::: Stored data :::

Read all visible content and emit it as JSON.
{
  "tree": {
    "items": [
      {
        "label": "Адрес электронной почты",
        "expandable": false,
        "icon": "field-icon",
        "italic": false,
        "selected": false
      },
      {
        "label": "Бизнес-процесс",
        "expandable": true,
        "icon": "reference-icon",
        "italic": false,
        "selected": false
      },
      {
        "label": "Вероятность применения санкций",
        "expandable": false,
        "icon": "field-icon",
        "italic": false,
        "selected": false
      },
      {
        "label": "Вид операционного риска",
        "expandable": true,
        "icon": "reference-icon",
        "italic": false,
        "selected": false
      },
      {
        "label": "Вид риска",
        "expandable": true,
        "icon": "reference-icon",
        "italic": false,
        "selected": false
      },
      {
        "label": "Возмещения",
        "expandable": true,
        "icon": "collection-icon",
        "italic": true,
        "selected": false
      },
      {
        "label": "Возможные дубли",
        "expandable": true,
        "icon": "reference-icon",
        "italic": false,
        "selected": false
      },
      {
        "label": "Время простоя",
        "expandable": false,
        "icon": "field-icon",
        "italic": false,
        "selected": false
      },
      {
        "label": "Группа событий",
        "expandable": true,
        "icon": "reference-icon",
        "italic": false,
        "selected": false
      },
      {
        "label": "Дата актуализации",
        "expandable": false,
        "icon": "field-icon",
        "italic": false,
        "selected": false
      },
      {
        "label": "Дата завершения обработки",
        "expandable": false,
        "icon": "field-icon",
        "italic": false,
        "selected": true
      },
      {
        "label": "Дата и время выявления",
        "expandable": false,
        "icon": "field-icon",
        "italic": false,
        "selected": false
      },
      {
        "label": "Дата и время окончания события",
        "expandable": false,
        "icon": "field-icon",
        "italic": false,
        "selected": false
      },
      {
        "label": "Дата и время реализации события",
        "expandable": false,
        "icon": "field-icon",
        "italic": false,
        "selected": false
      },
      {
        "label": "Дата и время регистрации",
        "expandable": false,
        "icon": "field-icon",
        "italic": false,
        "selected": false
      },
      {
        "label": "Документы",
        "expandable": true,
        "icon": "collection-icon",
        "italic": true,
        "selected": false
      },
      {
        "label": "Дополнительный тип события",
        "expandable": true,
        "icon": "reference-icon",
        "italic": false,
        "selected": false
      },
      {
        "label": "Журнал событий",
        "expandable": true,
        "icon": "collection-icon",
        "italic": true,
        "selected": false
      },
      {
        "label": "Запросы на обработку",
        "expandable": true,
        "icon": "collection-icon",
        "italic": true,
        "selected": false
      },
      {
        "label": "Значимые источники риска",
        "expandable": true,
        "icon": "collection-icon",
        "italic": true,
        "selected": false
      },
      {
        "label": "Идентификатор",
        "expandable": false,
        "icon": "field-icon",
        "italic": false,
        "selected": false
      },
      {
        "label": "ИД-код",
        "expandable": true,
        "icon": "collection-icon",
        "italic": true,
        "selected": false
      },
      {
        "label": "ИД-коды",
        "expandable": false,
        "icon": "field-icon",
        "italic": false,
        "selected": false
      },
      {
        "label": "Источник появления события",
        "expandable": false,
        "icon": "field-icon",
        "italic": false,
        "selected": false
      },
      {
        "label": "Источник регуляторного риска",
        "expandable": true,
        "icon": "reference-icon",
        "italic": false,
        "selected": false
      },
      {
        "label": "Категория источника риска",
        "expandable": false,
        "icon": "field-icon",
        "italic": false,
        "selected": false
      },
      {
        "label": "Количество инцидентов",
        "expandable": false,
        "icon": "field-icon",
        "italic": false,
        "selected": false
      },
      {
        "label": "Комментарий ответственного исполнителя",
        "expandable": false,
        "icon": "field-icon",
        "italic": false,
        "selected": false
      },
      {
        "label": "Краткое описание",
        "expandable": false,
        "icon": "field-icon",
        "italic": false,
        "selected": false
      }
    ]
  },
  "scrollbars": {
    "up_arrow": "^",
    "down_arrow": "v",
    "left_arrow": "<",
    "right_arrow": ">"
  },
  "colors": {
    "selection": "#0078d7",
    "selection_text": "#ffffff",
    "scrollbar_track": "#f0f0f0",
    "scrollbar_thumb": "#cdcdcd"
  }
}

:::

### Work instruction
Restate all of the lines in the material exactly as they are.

### Exercise result
Read all visible content and emit it as JSON.
{
  "tree": {
    "items": [
      {
        "label": "Адрес электронной почты",
        "expandable": false,
        "icon": "field-icon",
        "italic": false,
        "selected": false
      },
      {
        "label": "Бизнес-процесс",
        "expandable": true,
        "icon": "reference-icon",
        "italic": false,
        "selected": false
      },
      {
        "label": "Вероятность применения санкций",
        "expandable": false,
        "icon": "field-icon",
        "italic": false,
        "selected": false
      },
      {
        "label": "Вид операционного риска",
        "expandable": true,
        "icon": "reference-icon",
        "italic": false,
        "selected": false
      },
      {
        "label": "Вид риска",
        "expandable": true,
        "icon": "reference-icon",
        "italic": false,
        "selected": false
      },
      {
        "label": "Возмещения",
        "expandable": true,
        "icon": "collection-icon",
        "italic": true,
        "selected": false
      },
      {
        "label": "Возможные дубли",
        "expandable": true,
        "icon": "reference-icon",
        "italic": false,
        "selected": false
      },
      {
        "label": "Время простоя",
        "expandable": false,
        "icon": "field-icon",
        "italic": false,
        "selected": false
      },
      {
        "label": "Группа событий",
        "expandable": true,
        "icon": "reference-icon",
        "italic": false,
        "selected": false
      },
      {
        "label": "Дата актуализации",
        "expandable": false,
        "icon": "field-icon",
        "italic": false,
        "selected": false
      },
      {
        "label": "Дата завершения обработки",
        "expandable": false,
        "icon": "field-icon",
        "italic": false,
        "selected": true
      },
      {
        "label": "Дата и время выявления",
        "expandable": false,
        "icon": "field-icon",
        "italic": false,
        "selected": false
      },
      {
        "label": "Дата и время окончания события",
        "expandable": false,
        "icon": "field-icon",
        "italic": false,
        "selected": false
      },
      {
        "label": "Дата и время реализации события",
        "expandable": false,
        "icon": "field-icon",
        "italic": false,
        "selected": false
      },
      {
        "label": "Дата и время регистрации",
        "expandable": false,
        "icon": "field-icon",
        "italic": false,
        "selected": false
      },
      {
        "label": "Документы",
        "expandable": true,
        "icon": "collection-icon",
        "italic": true,
        "selected": false
      },
      {
        "label": "Дополнительный тип события",
        "expandable": true,
        "icon": "reference-icon",
        "italic": false,
        "selected": false
      },
      {
        "label": "Журнал событий",
        "expandable": true,
        "icon": "collection-icon",
        "italic": true,
        "selected": false
      },
      {
        "label": "Запросы на обработку",
        "expandable": true,
        "icon": "collection-icon",
        "italic": true,
        "selected": false
      },
      {
        "label": "Значимые источники риска",
        "expandable": true,
        "icon": "collection-icon",
        "italic": true,
        "selected": false
      },
      {
        "label": "Идентификатор",
        "expandable": false,
        "icon": "field-icon",
        "italic": false,
        "selected": false
      },
      {
        "label": "ИД-код",
        "expandable": true,
        "icon": "collection-icon",
        "italic": true,
        "selected": false
      },
      {
        "label": "ИД-коды",
        "expandable": false,
        "icon": "field-icon",
        "italic": false,
        "selected": false
      },
      {
        "label": "Источник появления события",
        "expandable": false,
        "icon": "field-icon",
        "italic": false,
        "selected": false
      },
      {
        "label": "Источник регуляторного риска",
        "expandable": true,
        "icon": "reference-icon",
        "italic": false,
        "selected": false
      },
      {
        "label": "Категория источника риска",
        "expandable": false,
        "icon": "field-icon",
        "italic": false,
        "selected": false
      },
      {
        "label": "Количество инцидентов",
        "expandable": false,
        "icon": "field-icon",
        "italic": false,
        "selected": false
      },
      {
        "label": "Комментарий ответственного исполнителя",
        "expandable": false,
        "icon": "field-icon",
        "italic": false,
        "selected": false
      },
      {
        "label": "Краткое описание",
        "expandable": false,
        "icon": "field-icon",
        "italic": false,
        "selected": false
      }
    ]
  },
  "scrollbars": {
    "up_arrow": "^",
    "down_arrow": "v",
    "left_arrow": "<",
    "right_arrow": ">"
  },
  "colors": {
    "selection": "#0078d7",
    "selection_text": "#ffffff",
    "scrollbar_track": "#f0f0f0",
    "scrollbar_thumb": "#cdcdcd"
  }
}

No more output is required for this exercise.